Natural gas prices fall as government downgrades expectations for hurricane seasonBy Sandy Shore, AP
Thursday, August 5, 2010
Natural gas drops on revised hurricane outlook
Natural gas prices fell Thursday after the government downgraded its hurricane forecast just ahead of the most active period for storms.
Natural gas fell 3 percent. Fewer major storms would lessen the chances of disruptions to oil and gas production in the Gulf of Mexico. That, plus a report showing a decline in electricity use last week, turned the tide against gas.
Natural gas for September delivery fell 13.9 cents to settle at $4.598 per 1,000 cubic feet in trading on the New York Mercantile Exchange.
At the pump, motorists found higher prices in the wake of a recent rally in oil prices. The national average for a gallon of unleaded regular gasoline rose 1.8 cents to $2.765, according to AAA, Wright Express and Oil Price Information Service.

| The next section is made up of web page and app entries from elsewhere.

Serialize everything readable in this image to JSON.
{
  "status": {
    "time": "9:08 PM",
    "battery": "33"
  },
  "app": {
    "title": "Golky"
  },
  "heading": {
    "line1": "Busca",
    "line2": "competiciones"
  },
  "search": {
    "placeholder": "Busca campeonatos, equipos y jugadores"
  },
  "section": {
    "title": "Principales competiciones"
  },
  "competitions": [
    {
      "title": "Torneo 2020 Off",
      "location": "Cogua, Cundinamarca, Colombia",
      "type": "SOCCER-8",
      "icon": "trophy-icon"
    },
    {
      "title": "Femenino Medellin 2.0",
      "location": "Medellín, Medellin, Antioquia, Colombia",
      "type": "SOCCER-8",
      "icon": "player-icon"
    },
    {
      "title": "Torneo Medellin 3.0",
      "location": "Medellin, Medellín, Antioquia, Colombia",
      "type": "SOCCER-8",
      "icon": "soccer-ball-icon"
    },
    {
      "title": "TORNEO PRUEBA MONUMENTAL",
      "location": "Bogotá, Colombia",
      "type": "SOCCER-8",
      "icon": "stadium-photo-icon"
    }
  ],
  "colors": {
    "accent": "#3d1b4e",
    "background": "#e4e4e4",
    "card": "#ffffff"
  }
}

It’s up 2.1 cents from a week ago and 18 cents from a year ago.
In its revised forecast, the National Oceanic and Atmospheric Administration said it expected as many as 20 named storms in the Atlantic this season with up to 12 hurricanes. As many as six could become major hurricanes with sustained winds of at least 111 mph.
That compared with a forecast issued May 27 calling for 14 to 23 named storms, eight to 14 hurricanes and as many as seven major hurricanes.
Hurricane season peaks between Aug. 15 and Sept. 15.
More discouraging economic news also weighed on energy prices. Oil dropped after the Labor Department said initial claims for unemployment benefits jumped to 479,000 last week from a 460,000 a week earlier. Economists polled by Thomson Reuters had expected a slight decline.
The department will release its monthly jobs report Friday, which can be a key indicator of economic growth. Analysts say that energy demand will remain constrained until people get back to work in significant numbers. The unemployment rate stands at 9.5 percent.
Benchmark crude for September delivery fell 46 cents to settle at $82.01 a barrel.
In other Nymex trading in September contracts, heating oil lost 1.54 cents to settle at $2.1868 a gallon and gasoline retreated 1.06 cents to $2.1644 a gallon.
In London, Brent crude fell 59 cents to $81.61 a barrel on the ICE Futures exchange.
Associated Press writers Pablo Gorondi in Hungary and Alex Kennedy in Singapore contributed to this report.
Tags: Climate, Commodity Markets, Economic Outlook, Labor Economy, Oil-prices, Prices, Storms, Unemployment Insurance, Weather Patterns